Any Bs or Fs will be B naturals or F naturals after that.
Now, there is also a natural sign, which looks like this:
The natural sign or symbol, basically, undoes the effect of the sharp
or the flat from either in that same bar.
So, say, you have the F-sharp, but then on the repeat of the F-sharp,
you have the natural sign before it, that would mean it’s back to
Subsequent repeats of F after the natural symbol would be played at
So, this natural gets used as a way to undo the effect of the sharp or
the flat within a bar.
One final point to make about sharps and flats is that at the very
beginning of the piece, before the music even starts, you might have
what’s called a key signature.
A key signature is basically a display of sharps, or flats at the very
beginning. This basically means that the sharp or flat will be valid
throughout the piece.
That means, every you see an F, it’s going to be an F-sharp, and every
time you see a C, it’s going to be a C-sharp.
Now, at the beginning of this article, I said I wasn’t going to cover
rythmn. But, there is one thing I just want to say on rythmn, and that’s
about time signatures.
If you look at the beginning of a piece of music, just like I said
there is a key signature, there is also a time signature.
If you see a couple of numbers on top of each other at the beginning
of a piece of music, this is what is called a time signature.
These two numbers tell you what type of time signature the piece of
music is in.
There are various time signatures, 4/4 time is the most common, but
there are others such as 2/4 time, 3/4 time, 5/4 time, 6/4 time, 3/8
time, 6/8 time, 9/8 time, 12/8 time and so on and so forth.
The important number is the top number.

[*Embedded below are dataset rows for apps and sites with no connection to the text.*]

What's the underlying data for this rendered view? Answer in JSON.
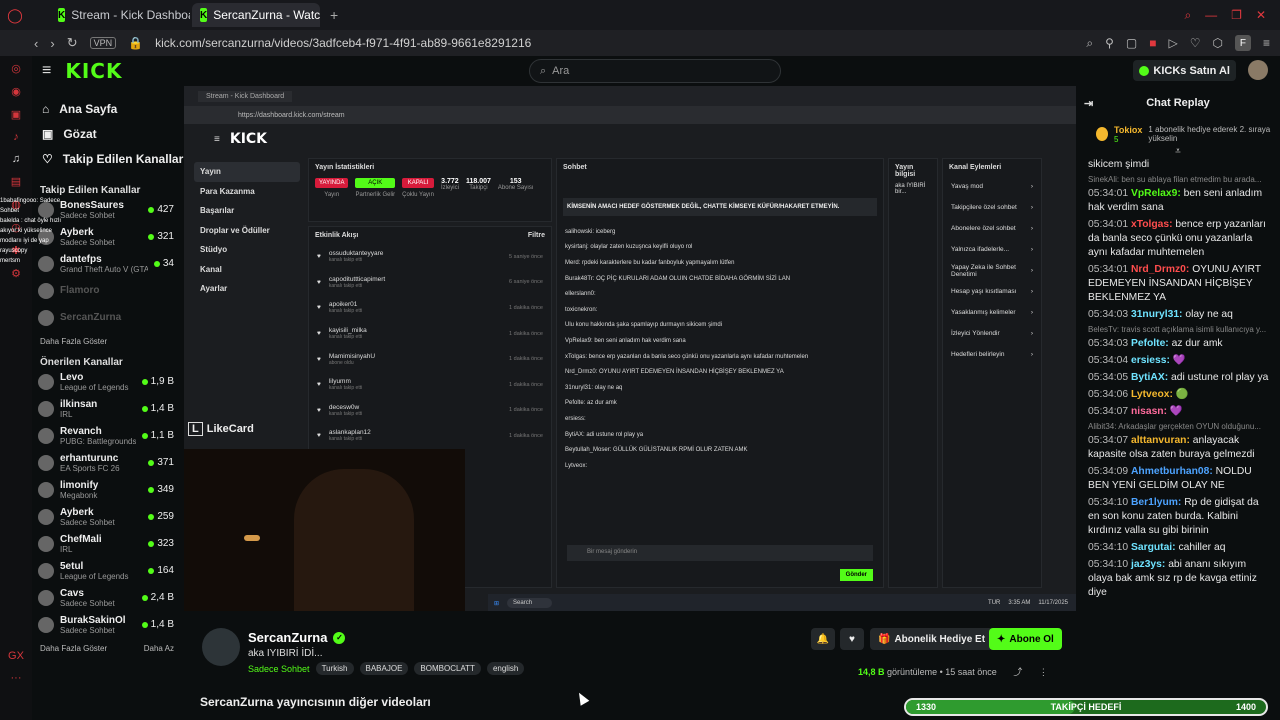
{
  "browser": {
    "tabs": [
      {
        "label": "Stream - Kick Dashboard"
      },
      {
        "label": "SercanZurna - Watch"
      }
    ],
    "url": "kick.com/sercanzurna/videos/3adfceb4-f971-4f91-ab89-9661e8291216",
    "vpn": "VPN",
    "profile": "F"
  },
  "header": {
    "logo": "KICK",
    "search_placeholder": "Ara",
    "kicks_button": "KICKs Satın Al"
  },
  "nav": {
    "home": "Ana Sayfa",
    "browse": "Gözat",
    "following": "Takip Edilen Kanallar"
  },
  "followed": {
    "title": "Takip Edilen Kanallar",
    "items": [
      {
        "name": "BonesSaures",
        "cat": "Sadece Sohbet",
        "viewers": "427"
      },
      {
        "name": "Ayberk",
        "cat": "Sadece Sohbet",
        "viewers": "321"
      },
      {
        "name": "dantefps",
        "cat": "Grand Theft Auto V (GTA)",
        "viewers": "34"
      },
      {
        "name": "Flamoro",
        "cat": "",
        "viewers": ""
      },
      {
        "name": "SercanZurna",
        "cat": "",
        "viewers": ""
      }
    ],
    "show_more": "Daha Fazla Göster"
  },
  "recommended": {
    "title": "Önerilen Kanallar",
    "items": [
      {
        "name": "Levo",
        "cat": "League of Legends",
        "viewers": "1,9 B"
      },
      {
        "name": "ilkinsan",
        "cat": "IRL",
        "viewers": "1,4 B"
      },
      {
        "name": "Revanch",
        "cat": "PUBG: Battlegrounds",
        "viewers": "1,1 B"
      },
      {
        "name": "erhanturunc",
        "cat": "EA Sports FC 26",
        "viewers": "371"
      },
      {
        "name": "limonify",
        "cat": "Megabonk",
        "viewers": "349"
      },
      {
        "name": "Ayberk",
        "cat": "Sadece Sohbet",
        "viewers": "259"
      },
      {
        "name": "ChefMali",
        "cat": "IRL",
        "viewers": "323"
      },
      {
        "name": "5etul",
        "cat": "League of Legends",
        "viewers": "164"
      },
      {
        "name": "Cavs",
        "cat": "Sadece Sohbet",
        "viewers": "2,4 B"
      },
      {
        "name": "BurakSakinOl",
        "cat": "Sadece Sohbet",
        "viewers": "1,4 B"
      }
    ],
    "show_more": "Daha Fazla Göster",
    "show_less": "Daha Az"
  },
  "video": {
    "tab": "Stream - Kick Dashboard",
    "inner_url": "https://dashboard.kick.com/stream",
    "logo": "KICK",
    "menu": [
      "Yayın",
      "Para Kazanma",
      "Başarılar",
      "Droplar ve Ödüller",
      "Stüdyo",
      "Kanal",
      "Ayarlar"
    ],
    "stats_title": "Yayın İstatistikleri",
    "stats": [
      {
        "top": "YAYINDA",
        "label": "Yayın"
      },
      {
        "top": "AÇIK",
        "label": "Partnerlik Gelir"
      },
      {
        "top": "KAPALI",
        "label": "Çoklu Yayın"
      },
      {
        "top": "3.772",
        "label": "İzleyici"
      },
      {
        "top": "118.007",
        "label": "Takipçi"
      },
      {
        "top": "153",
        "label": "Abone Sayısı"
      }
    ],
    "activity_title": "Etkinlik Akışı",
    "activity_filter": "Filtre",
    "activity": [
      {
        "user": "ossuduktanteyyare",
        "sub": "kanalı takip etti",
        "ago": "5 saniye önce"
      },
      {
        "user": "capodituttticapimert",
        "sub": "kanalı takip etti",
        "ago": "6 saniye önce"
      },
      {
        "user": "apoiker01",
        "sub": "kanalı takip etti",
        "ago": "1 dakika önce"
      },
      {
        "user": "kayisili_milka",
        "sub": "kanalı takip etti",
        "ago": "1 dakika önce"
      },
      {
        "user": "MamimisinyahU",
        "sub": "abone oldu",
        "ago": "1 dakika önce"
      },
      {
        "user": "lilyumm",
        "sub": "kanalı takip etti",
        "ago": "1 dakika önce"
      },
      {
        "user": "decesw0w",
        "sub": "kanalı takip etti",
        "ago": "1 dakika önce"
      },
      {
        "user": "aslankaplan12",
        "sub": "kanalı takip etti",
        "ago": "1 dakika önce"
      }
    ],
    "chat_title": "Sohbet",
    "pinned": "KİMSENİN AMACI HEDEF GÖSTERMEK DEĞİL, CHATTE KİMSEYE KÜFÜR/HAKARET ETMEYİN.",
    "chat_lines": [
      "salihowski: iceberg",
      "kysirtanj: olaylar zaten kuzuşnca keyifli oluyo rol",
      "Merd: rpdeki karakterlere bu kadar fanboyluk yapmayalım lütfen",
      "Burak48Tr: OÇ PİÇ KURULARI ADAM OLUIN CHATDE BİDAHA GÖRMİM SİZİ LAN",
      "ellerslann0:",
      "toxicnekron:",
      "Ulu konu hakkında şaka spamlayıp durmayın sikicem şimdi",
      "VpRelax9: ben seni anladım hak verdim sana",
      "xTolgas: bence erp yazanları da banla seco çünkü onu yazanlarla aynı kafadar muhtemelen",
      "Nrd_Drmz0: OYUNU AYIRT EDEMEYEN İNSANDAN HİÇBİŞEY BEKLENMEZ YA",
      "31nuryl31: olay ne aq",
      "Pefolte: az dur amk",
      "ersiess:",
      "BytiAX: adi ustune rol play ya",
      "Beytullah_Moser: GÜLLÜK GÜLİSTANLIK RPMİ OLUR ZATEN AMK",
      "Lytveox:"
    ],
    "chat_input": "Bir mesaj gönderin",
    "send": "Gönder",
    "info_title": "Yayın bilgisi",
    "info_text": "aka IYIBIRİ bir...",
    "actions_title": "Kanal Eylemleri",
    "actions": [
      "Yavaş mod",
      "Takipçilere özel sohbet",
      "Abonelere özel sohbet",
      "Yalnızca ifadelerle...",
      "Yapay Zeka ile Sohbet Denetimi",
      "Hesap yaşı kısıtlaması",
      "Yasaklanmış kelimeler",
      "İzleyici Yönlendir",
      "Hedefleri belirleyin"
    ],
    "taskbar_search": "Search",
    "clock": "3:35 AM",
    "date": "11/17/2025",
    "lang": "TUR",
    "likecard": "LikeCard"
  },
  "streamer": {
    "name": "SercanZurna",
    "title": "aka IYIBIRİ İDİ...",
    "category": "Sadece Sohbet",
    "tags": [
      "Turkish",
      "BABAJOE",
      "BOMBOCLATT",
      "english"
    ],
    "gift_button": "Abonelik Hediye Et",
    "subscribe_button": "Abone Ol",
    "views": "14,8 B",
    "views_label": "görüntüleme",
    "time_ago": "15 saat önce",
    "other_videos": "SercanZurna yayıncısının diğer videoları"
  },
  "chat": {
    "title": "Chat Replay",
    "pinned_user": "Tokiox",
    "pinned_count": "5",
    "pinned_text": "1 abonelik hediye ederek 2. sıraya yükselin",
    "messages": [
      {
        "time": "",
        "user": "",
        "text": "sikicem şimdi",
        "color": "#e8e8e8"
      },
      {
        "sys": "SinekAli: ben su ablaya filan etmedim bu arada..."
      },
      {
        "time": "05:34:01",
        "user": "VpRelax9:",
        "text": "ben seni anladım hak verdim sana",
        "color": "#53fc18"
      },
      {
        "time": "05:34:01",
        "user": "xTolgas:",
        "text": "bence erp yazanları da banla seco çünkü onu yazanlarla aynı kafadar muhtemelen",
        "color": "#ff4d4d"
      },
      {
        "time": "05:34:01",
        "user": "Nrd_Drmz0:",
        "text": "OYUNU AYIRT EDEMEYEN İNSANDAN HİÇBİŞEY BEKLENMEZ YA",
        "color": "#ff4d4d"
      },
      {
        "time": "05:34:03",
        "user": "31nuryl31:",
        "text": "olay ne aq",
        "color": "#6fe3ff"
      },
      {
        "sys": "BelesTv: travis scott açıklama isimli kullanıcıya y..."
      },
      {
        "time": "05:34:03",
        "user": "Pefolte:",
        "text": "az dur amk",
        "color": "#6fe3ff"
      },
      {
        "time": "05:34:04",
        "user": "ersiess:",
        "text": "💜",
        "color": "#6fe3ff"
      },
      {
        "time": "05:34:05",
        "user": "BytiAX:",
        "text": "adi ustune rol play ya",
        "color": "#6fe3ff"
      },
      {
        "time": "05:34:06",
        "user": "Lytveox:",
        "text": "🟢",
        "color": "#f5b82e"
      },
      {
        "time": "05:34:07",
        "user": "nisasn:",
        "text": "💜",
        "color": "#ff6b9d"
      },
      {
        "sys": "Alibit34: Arkadaşlar gerçekten OYUN olduğunu..."
      },
      {
        "time": "05:34:07",
        "user": "alttanvuran:",
        "text": "anlayacak kapasite olsa zaten buraya gelmezdi",
        "color": "#f5b82e"
      },
      {
        "time": "05:34:09",
        "user": "Ahmetburhan08:",
        "text": "NOLDU BEN YENİ GELDİM OLAY NE",
        "color": "#4da3ff"
      },
      {
        "time": "05:34:10",
        "user": "Ber1lyum:",
        "text": "Rp de gidişat da en son konu zaten burda. Kalbini kırdınız valla su gibi birinin",
        "color": "#4da3ff"
      },
      {
        "time": "05:34:10",
        "user": "Sargutai:",
        "text": "cahiller aq",
        "color": "#6fe3ff"
      },
      {
        "time": "05:34:10",
        "user": "jaz3ys:",
        "text": "abi ananı sıkıyım olaya bak amk sız rp de kavga ettiniz diye",
        "color": "#6fe3ff"
      }
    ]
  },
  "goal": {
    "start": "1330",
    "label": "TAKİPÇİ HEDEFİ",
    "end": "1400",
    "progress": 0.47
  },
  "overlay_chat": [
    "1babafingooo: Sadece Sohbet",
    "balelda : chat öyle hızlı akıyor ki yükselince modlarıı iyi de yap",
    "rayuscopy",
    "mertsm"
  ],
  "colors": {
    "accent": "#53fc18",
    "bg": "#0b0e0f"
  }
}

The top number tells you how many beats are in a bar.
So, if you see 4/4 time, that means that there are four beats in a
bar—four quarter-notes per bar, if you see 3/4 time, that means there

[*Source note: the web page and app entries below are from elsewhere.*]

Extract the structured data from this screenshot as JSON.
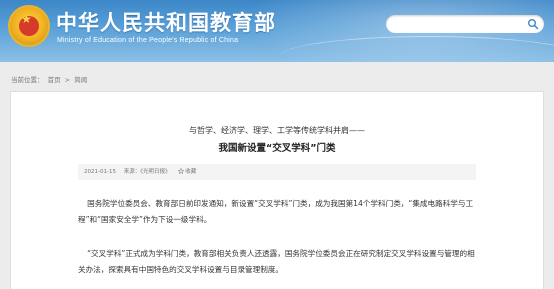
{
  "header": {
    "title": "中华人民共和国教育部",
    "subtitle": "Ministry of Education of the People's Republic of China",
    "search_placeholder": ""
  },
  "icons": {
    "emblem": "national-emblem",
    "search": "search-icon",
    "favorite": "star-icon"
  },
  "breadcrumb": {
    "prefix": "当前位置：",
    "items": [
      "首页",
      "简闻"
    ],
    "separator": ">"
  },
  "article": {
    "pre_title": "与哲学、经济学、理学、工学等传统学科并肩——",
    "title": "我国新设置“交叉学科”门类",
    "date": "2021-01-15",
    "source": "来源：《光明日报》",
    "favorite_label": "收藏",
    "paragraphs": [
      "国务院学位委员会、教育部日前印发通知，新设置“交叉学科”门类，成为我国第14个学科门类，“集成电路科学与工程”和“国家安全学”作为下设一级学科。",
      "“交叉学科”正式成为学科门类，教育部相关负责人还透露，国务院学位委员会正在研究制定交叉学科设置与管理的相关办法，探索具有中国特色的交叉学科设置与目录管理制度。"
    ]
  },
  "colors": {
    "header_blue": "#3d87c8",
    "emblem_gold": "#f0b020",
    "emblem_red": "#d63a2a"
  }
}
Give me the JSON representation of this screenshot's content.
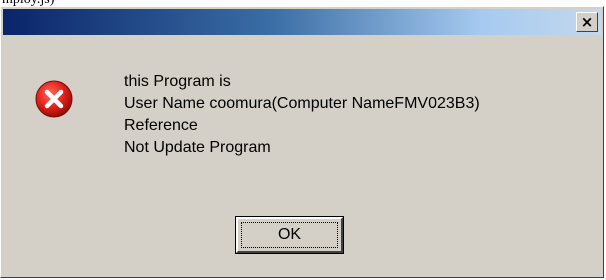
{
  "background_text": "mploy.js)",
  "dialog": {
    "title": "",
    "close_glyph": "×",
    "icon": "error-icon",
    "message_lines": [
      "this Program is",
      "User Name coomura(Computer NameFMV023B3)",
      "Reference",
      "Not Update Program"
    ],
    "ok_label": "OK"
  },
  "colors": {
    "dialog_bg": "#d4d0c8",
    "title_start": "#0a246a",
    "title_end": "#a6caf0",
    "error_red": "#e0201a"
  }
}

are 3 beats in a bar—three quarter-notes per bar.
Something with 6/8 time, for instance, will have a swing type of feel to
The bottom number tells you what type of beat that is.
It’s not too important, whether it a four or it’s an eight. Usually it’s
one of those two.
So, the next time you wonder what those two numbers at the beginning of
a time signature are, well, remember it’s a time signature.
So finally, I’m just going to go over a few remaining notation markings
which you’ll also encounter in music.
What are Dynamics in Music?
Well, dynamics, mean how loud, or soft you want to play music.
Generally, you have p and you have f.
So you’ll see this ps and fs scattered about the music.
p stands for Piano and it means play it Quiet.
f stands for Fortissimo and it means play it Loud.
Now, sometimes, composers will stack-up these symbols. The more fs
the louder and the ps the quieter. Generally, these go up to about
triple-f or down triple-p, it’s pretty rare to see anything beyond
ff means play it Very Loud.
fff means play it Very Very Loud.
pp means play it Very Quiet.
ppp means play it Very Very Quiet.
You’ll also get mf and mp. m stands for Mezzo which basically
means moderately or medium.
mf stands for Mezzoforte and it means play it Moderately Loud.
mp stands for Mezzopiano and it means play it Moderately Loud.
So, all these arranged in a sequence from quietest to loudest would be,
ppp, pp, p, mp, mf, f, ff, and finally fff.
Got all that?
Another dynamic marking you’ll also see is this sort of hairpin
Let me show you what I’m talking about.
When hairpin expands to the right, this is called a crescendo it
means Get Louder.
And, when hairpin contracts to the right, this is called a
diminuendo and that means Get Quieter.
Finally, you want to practice this. It will take a couple of weeks, at
least, to ingraine everything I have just shown you.
Now, there are two ways to practice reading music:
- The first way is to find some sheet music and practice
- The second way is to write your own music and practice notating
your own compositions.
I really hope his article has boosted your confidence at reading music.
I hope that you can now look at a piece of music and find your way
around it—be able to work out the pitches, the dynamics, key and time
signatures and so on.
Reading music shouldn’t be something that holds you back from sharing
and exploring the beautiful music out there.